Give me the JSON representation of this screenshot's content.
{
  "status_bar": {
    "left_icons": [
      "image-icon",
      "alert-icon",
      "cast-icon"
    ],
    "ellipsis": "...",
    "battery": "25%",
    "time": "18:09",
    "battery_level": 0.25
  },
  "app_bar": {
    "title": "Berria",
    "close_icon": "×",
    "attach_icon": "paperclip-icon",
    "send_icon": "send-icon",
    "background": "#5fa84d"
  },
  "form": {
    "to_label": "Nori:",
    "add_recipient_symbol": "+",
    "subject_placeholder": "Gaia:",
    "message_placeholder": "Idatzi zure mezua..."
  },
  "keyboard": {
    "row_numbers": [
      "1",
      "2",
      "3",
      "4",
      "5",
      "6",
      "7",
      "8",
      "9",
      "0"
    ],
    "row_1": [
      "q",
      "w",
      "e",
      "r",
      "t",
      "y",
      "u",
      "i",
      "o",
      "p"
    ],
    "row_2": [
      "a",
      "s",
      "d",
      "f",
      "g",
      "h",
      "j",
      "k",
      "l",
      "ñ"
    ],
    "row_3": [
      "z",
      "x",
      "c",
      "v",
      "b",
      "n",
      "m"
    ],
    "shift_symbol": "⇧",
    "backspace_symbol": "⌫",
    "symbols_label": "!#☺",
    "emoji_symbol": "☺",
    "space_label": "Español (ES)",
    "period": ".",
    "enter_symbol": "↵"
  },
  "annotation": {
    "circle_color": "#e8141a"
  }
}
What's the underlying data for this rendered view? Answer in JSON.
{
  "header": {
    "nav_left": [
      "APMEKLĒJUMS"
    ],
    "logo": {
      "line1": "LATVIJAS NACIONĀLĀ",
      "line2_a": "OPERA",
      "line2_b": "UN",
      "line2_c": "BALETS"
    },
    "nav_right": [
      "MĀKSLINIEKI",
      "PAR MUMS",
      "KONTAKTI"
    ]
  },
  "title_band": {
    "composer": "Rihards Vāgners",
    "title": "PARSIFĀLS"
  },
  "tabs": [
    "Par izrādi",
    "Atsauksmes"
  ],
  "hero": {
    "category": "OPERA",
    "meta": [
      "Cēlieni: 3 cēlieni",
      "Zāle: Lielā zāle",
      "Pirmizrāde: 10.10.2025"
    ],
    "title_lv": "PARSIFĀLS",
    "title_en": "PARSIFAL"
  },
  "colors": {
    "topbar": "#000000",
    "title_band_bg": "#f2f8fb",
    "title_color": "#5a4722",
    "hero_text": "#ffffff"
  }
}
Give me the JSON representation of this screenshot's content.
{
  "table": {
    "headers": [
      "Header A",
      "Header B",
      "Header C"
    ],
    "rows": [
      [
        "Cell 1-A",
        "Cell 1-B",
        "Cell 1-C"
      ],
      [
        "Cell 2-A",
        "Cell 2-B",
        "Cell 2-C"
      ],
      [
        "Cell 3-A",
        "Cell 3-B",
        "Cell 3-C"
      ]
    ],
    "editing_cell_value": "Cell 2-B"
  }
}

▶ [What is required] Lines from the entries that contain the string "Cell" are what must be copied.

▶ [Answer to this problem]
        "Cell 1-A",
        "Cell 1-B",
        "Cell 1-C"
        "Cell 2-A",
        "Cell 2-B",
        "Cell 2-C"
        "Cell 3-A",
        "Cell 3-B",
        "Cell 3-C"
    "editing_cell_value": "Cell 2-B"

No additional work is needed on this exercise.